TASK TO COMPLETE - Will you give every entry again exactly as it stands?

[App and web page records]
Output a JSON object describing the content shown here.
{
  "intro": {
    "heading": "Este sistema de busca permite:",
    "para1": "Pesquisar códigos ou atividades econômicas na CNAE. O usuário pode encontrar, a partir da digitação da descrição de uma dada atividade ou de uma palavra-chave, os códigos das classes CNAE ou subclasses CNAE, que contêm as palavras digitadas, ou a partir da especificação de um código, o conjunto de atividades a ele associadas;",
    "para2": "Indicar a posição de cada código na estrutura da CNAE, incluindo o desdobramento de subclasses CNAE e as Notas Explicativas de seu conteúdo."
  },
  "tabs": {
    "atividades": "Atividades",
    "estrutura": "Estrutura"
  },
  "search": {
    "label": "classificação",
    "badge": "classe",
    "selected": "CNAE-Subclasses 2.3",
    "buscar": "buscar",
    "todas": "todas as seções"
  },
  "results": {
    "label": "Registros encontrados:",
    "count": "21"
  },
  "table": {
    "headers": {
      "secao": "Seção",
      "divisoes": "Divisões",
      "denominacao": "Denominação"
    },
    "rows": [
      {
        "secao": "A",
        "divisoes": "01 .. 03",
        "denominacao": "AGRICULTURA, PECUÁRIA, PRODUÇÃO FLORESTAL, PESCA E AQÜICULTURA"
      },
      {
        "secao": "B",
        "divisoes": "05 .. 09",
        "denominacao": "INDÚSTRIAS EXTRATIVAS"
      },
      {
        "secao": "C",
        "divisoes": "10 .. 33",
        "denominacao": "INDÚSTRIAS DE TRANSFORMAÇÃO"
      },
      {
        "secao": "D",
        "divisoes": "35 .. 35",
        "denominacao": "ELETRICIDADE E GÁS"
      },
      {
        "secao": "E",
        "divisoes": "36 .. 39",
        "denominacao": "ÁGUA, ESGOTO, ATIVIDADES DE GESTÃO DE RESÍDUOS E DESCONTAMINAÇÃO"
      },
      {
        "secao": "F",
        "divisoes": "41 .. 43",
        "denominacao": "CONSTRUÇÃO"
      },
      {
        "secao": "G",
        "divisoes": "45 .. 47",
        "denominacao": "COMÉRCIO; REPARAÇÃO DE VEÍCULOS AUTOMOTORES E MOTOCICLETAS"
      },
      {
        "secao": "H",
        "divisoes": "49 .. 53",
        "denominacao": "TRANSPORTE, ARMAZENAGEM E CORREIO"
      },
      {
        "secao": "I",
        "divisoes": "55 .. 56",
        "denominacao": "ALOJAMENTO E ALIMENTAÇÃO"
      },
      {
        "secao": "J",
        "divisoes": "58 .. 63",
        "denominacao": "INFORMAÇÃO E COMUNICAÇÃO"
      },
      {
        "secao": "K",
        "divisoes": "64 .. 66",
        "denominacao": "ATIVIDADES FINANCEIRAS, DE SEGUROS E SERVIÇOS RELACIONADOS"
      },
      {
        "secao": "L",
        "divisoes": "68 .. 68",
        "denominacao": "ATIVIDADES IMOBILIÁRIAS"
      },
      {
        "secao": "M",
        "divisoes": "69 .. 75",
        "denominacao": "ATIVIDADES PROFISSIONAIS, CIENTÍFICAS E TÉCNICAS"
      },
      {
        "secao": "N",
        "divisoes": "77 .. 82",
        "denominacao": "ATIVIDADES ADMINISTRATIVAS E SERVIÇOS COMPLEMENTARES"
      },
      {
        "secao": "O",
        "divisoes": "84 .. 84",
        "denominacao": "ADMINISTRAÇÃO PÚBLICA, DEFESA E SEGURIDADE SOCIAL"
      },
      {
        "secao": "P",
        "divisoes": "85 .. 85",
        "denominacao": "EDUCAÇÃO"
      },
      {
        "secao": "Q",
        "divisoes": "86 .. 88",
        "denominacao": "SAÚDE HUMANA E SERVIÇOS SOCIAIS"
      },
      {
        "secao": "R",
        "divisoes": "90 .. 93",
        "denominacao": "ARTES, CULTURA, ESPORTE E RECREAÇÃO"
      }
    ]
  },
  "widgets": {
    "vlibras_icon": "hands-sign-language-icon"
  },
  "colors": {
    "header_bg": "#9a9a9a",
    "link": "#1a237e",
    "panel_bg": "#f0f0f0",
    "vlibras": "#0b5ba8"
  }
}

WRITTEN ANSWER -
Output a JSON object describing the content shown here.
{
  "intro": {
    "heading": "Este sistema de busca permite:",
    "para1": "Pesquisar códigos ou atividades econômicas na CNAE. O usuário pode encontrar, a partir da digitação da descrição de uma dada atividade ou de uma palavra-chave, os códigos das classes CNAE ou subclasses CNAE, que contêm as palavras digitadas, ou a partir da especificação de um código, o conjunto de atividades a ele associadas;",
    "para2": "Indicar a posição de cada código na estrutura da CNAE, incluindo o desdobramento de subclasses CNAE e as Notas Explicativas de seu conteúdo."
  },
  "tabs": {
    "atividades": "Atividades",
    "estrutura": "Estrutura"
  },
  "search": {
    "label": "classificação",
    "badge": "classe",
    "selected": "CNAE-Subclasses 2.3",
    "buscar": "buscar",
    "todas": "todas as seções"
  },
  "results": {
    "label": "Registros encontrados:",
    "count": "21"
  },
  "table": {
    "headers": {
      "secao": "Seção",
      "divisoes": "Divisões",
      "denominacao": "Denominação"
    },
    "rows": [
      {
        "secao": "A",
        "divisoes": "01 .. 03",
        "denominacao": "AGRICULTURA, PECUÁRIA, PRODUÇÃO FLORESTAL, PESCA E AQÜICULTURA"
      },
      {
        "secao": "B",
        "divisoes": "05 .. 09",
        "denominacao": "INDÚSTRIAS EXTRATIVAS"
      },
      {
        "secao": "C",
        "divisoes": "10 .. 33",
        "denominacao": "INDÚSTRIAS DE TRANSFORMAÇÃO"
      },
      {
        "secao": "D",
        "divisoes": "35 .. 35",
        "denominacao": "ELETRICIDADE E GÁS"
      },
      {
        "secao": "E",
        "divisoes": "36 .. 39",
        "denominacao": "ÁGUA, ESGOTO, ATIVIDADES DE GESTÃO DE RESÍDUOS E DESCONTAMINAÇÃO"
      },
      {
        "secao": "F",
        "divisoes": "41 .. 43",
        "denominacao": "CONSTRUÇÃO"
      },
      {
        "secao": "G",
        "divisoes": "45 .. 47",
        "denominacao": "COMÉRCIO; REPARAÇÃO DE VEÍCULOS AUTOMOTORES E MOTOCICLETAS"
      },
      {
        "secao": "H",
        "divisoes": "49 .. 53",
        "denominacao": "TRANSPORTE, ARMAZENAGEM E CORREIO"
      },
      {
        "secao": "I",
        "divisoes": "55 .. 56",
        "denominacao": "ALOJAMENTO E ALIMENTAÇÃO"
      },
      {
        "secao": "J",
        "divisoes": "58 .. 63",
        "denominacao": "INFORMAÇÃO E COMUNICAÇÃO"
      },
      {
        "secao": "K",
        "divisoes": "64 .. 66",
        "denominacao": "ATIVIDADES FINANCEIRAS, DE SEGUROS E SERVIÇOS RELACIONADOS"
      },
      {
        "secao": "L",
        "divisoes": "68 .. 68",
        "denominacao": "ATIVIDADES IMOBILIÁRIAS"
      },
      {
        "secao": "M",
        "divisoes": "69 .. 75",
        "denominacao": "ATIVIDADES PROFISSIONAIS, CIENTÍFICAS E TÉCNICAS"
      },
      {
        "secao": "N",
        "divisoes": "77 .. 82",
        "denominacao": "ATIVIDADES ADMINISTRATIVAS E SERVIÇOS COMPLEMENTARES"
      },
      {
        "secao": "O",
        "divisoes": "84 .. 84",
        "denominacao": "ADMINISTRAÇÃO PÚBLICA, DEFESA E SEGURIDADE SOCIAL"
      },
      {
        "secao": "P",
        "divisoes": "85 .. 85",
        "denominacao": "EDUCAÇÃO"
      },
      {
        "secao": "Q",
        "divisoes": "86 .. 88",
        "denominacao": "SAÚDE HUMANA E SERVIÇOS SOCIAIS"
      },
      {
        "secao": "R",
        "divisoes": "90 .. 93",
        "denominacao": "ARTES, CULTURA, ESPORTE E RECREAÇÃO"
      }
    ]
  },
  "widgets": {
    "vlibras_icon": "hands-sign-language-icon"
  },
  "colors": {
    "header_bg": "#9a9a9a",
    "link": "#1a237e",
    "panel_bg": "#f0f0f0",
    "vlibras": "#0b5ba8"
  }
}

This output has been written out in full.